■ Brief ■
Print out the entries exactly, and include each one.

* * *

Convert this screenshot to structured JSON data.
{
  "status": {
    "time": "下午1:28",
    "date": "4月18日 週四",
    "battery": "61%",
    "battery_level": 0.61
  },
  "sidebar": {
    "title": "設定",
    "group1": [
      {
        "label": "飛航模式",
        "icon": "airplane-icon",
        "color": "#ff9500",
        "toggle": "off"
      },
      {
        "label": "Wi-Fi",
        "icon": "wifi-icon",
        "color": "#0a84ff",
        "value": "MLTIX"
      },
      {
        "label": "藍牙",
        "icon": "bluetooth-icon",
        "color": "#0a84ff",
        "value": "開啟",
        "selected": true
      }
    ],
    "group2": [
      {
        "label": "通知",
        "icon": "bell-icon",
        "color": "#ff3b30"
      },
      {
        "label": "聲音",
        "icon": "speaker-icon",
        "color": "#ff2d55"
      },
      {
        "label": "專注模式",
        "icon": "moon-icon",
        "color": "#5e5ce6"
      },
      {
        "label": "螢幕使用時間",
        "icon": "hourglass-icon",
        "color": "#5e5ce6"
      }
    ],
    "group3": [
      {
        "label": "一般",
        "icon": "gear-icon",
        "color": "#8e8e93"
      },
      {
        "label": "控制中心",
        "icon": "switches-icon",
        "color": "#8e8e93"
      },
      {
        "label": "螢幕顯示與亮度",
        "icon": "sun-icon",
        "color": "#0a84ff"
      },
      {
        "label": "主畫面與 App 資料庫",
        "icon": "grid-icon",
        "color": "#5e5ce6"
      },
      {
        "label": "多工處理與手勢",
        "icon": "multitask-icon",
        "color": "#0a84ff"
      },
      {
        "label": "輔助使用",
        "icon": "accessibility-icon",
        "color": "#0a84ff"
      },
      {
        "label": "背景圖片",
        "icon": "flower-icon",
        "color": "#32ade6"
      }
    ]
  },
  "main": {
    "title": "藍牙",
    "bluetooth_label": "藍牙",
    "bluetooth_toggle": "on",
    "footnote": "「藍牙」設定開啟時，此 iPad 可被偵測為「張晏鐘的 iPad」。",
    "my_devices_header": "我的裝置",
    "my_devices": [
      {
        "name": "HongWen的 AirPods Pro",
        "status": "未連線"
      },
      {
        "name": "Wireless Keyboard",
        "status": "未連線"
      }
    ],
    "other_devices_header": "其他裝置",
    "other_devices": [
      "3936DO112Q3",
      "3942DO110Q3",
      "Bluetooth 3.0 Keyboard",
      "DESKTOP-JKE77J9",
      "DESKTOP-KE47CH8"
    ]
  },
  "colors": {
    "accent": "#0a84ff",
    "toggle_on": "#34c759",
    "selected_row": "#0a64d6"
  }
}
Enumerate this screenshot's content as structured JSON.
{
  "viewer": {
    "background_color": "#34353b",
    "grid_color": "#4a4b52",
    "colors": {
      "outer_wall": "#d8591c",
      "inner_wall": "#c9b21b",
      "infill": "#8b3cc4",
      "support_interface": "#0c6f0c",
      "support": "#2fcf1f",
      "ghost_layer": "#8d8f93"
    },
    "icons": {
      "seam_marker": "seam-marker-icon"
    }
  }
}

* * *

■ Your response ■
Convert this screenshot to structured JSON data.
{
  "status": {
    "time": "下午1:28",
    "date": "4月18日 週四",
    "battery": "61%",
    "battery_level": 0.61
  },
  "sidebar": {
    "title": "設定",
    "group1": [
      {
        "label": "飛航模式",
        "icon": "airplane-icon",
        "color": "#ff9500",
        "toggle": "off"
      },
      {
        "label": "Wi-Fi",
        "icon": "wifi-icon",
        "color": "#0a84ff",
        "value": "MLTIX"
      },
      {
        "label": "藍牙",
        "icon": "bluetooth-icon",
        "color": "#0a84ff",
        "value": "開啟",
        "selected": true
      }
    ],
    "group2": [
      {
        "label": "通知",
        "icon": "bell-icon",
        "color": "#ff3b30"
      },
      {
        "label": "聲音",
        "icon": "speaker-icon",
        "color": "#ff2d55"
      },
      {
        "label": "專注模式",
        "icon": "moon-icon",
        "color": "#5e5ce6"
      },
      {
        "label": "螢幕使用時間",
        "icon": "hourglass-icon",
        "color": "#5e5ce6"
      }
    ],
    "group3": [
      {
        "label": "一般",
        "icon": "gear-icon",
        "color": "#8e8e93"
      },
      {
        "label": "控制中心",
        "icon": "switches-icon",
        "color": "#8e8e93"
      },
      {
        "label": "螢幕顯示與亮度",
        "icon": "sun-icon",
        "color": "#0a84ff"
      },
      {
        "label": "主畫面與 App 資料庫",
        "icon": "grid-icon",
        "color": "#5e5ce6"
      },
      {
        "label": "多工處理與手勢",
        "icon": "multitask-icon",
        "color": "#0a84ff"
      },
      {
        "label": "輔助使用",
        "icon": "accessibility-icon",
        "color": "#0a84ff"
      },
      {
        "label": "背景圖片",
        "icon": "flower-icon",
        "color": "#32ade6"
      }
    ]
  },
  "main": {
    "title": "藍牙",
    "bluetooth_label": "藍牙",
    "bluetooth_toggle": "on",
    "footnote": "「藍牙」設定開啟時，此 iPad 可被偵測為「張晏鐘的 iPad」。",
    "my_devices_header": "我的裝置",
    "my_devices": [
      {
        "name": "HongWen的 AirPods Pro",
        "status": "未連線"
      },
      {
        "name": "Wireless Keyboard",
        "status": "未連線"
      }
    ],
    "other_devices_header": "其他裝置",
    "other_devices": [
      "3936DO112Q3",
      "3942DO110Q3",
      "Bluetooth 3.0 Keyboard",
      "DESKTOP-JKE77J9",
      "DESKTOP-KE47CH8"
    ]
  },
  "colors": {
    "accent": "#0a84ff",
    "toggle_on": "#34c759",
    "selected_row": "#0a64d6"
  }
}
Enumerate this screenshot's content as structured JSON.
{
  "viewer": {
    "background_color": "#34353b",
    "grid_color": "#4a4b52",
    "colors": {
      "outer_wall": "#d8591c",
      "inner_wall": "#c9b21b",
      "infill": "#8b3cc4",
      "support_interface": "#0c6f0c",
      "support": "#2fcf1f",
      "ghost_layer": "#8d8f93"
    },
    "icons": {
      "seam_marker": "seam-marker-icon"
    }
  }
}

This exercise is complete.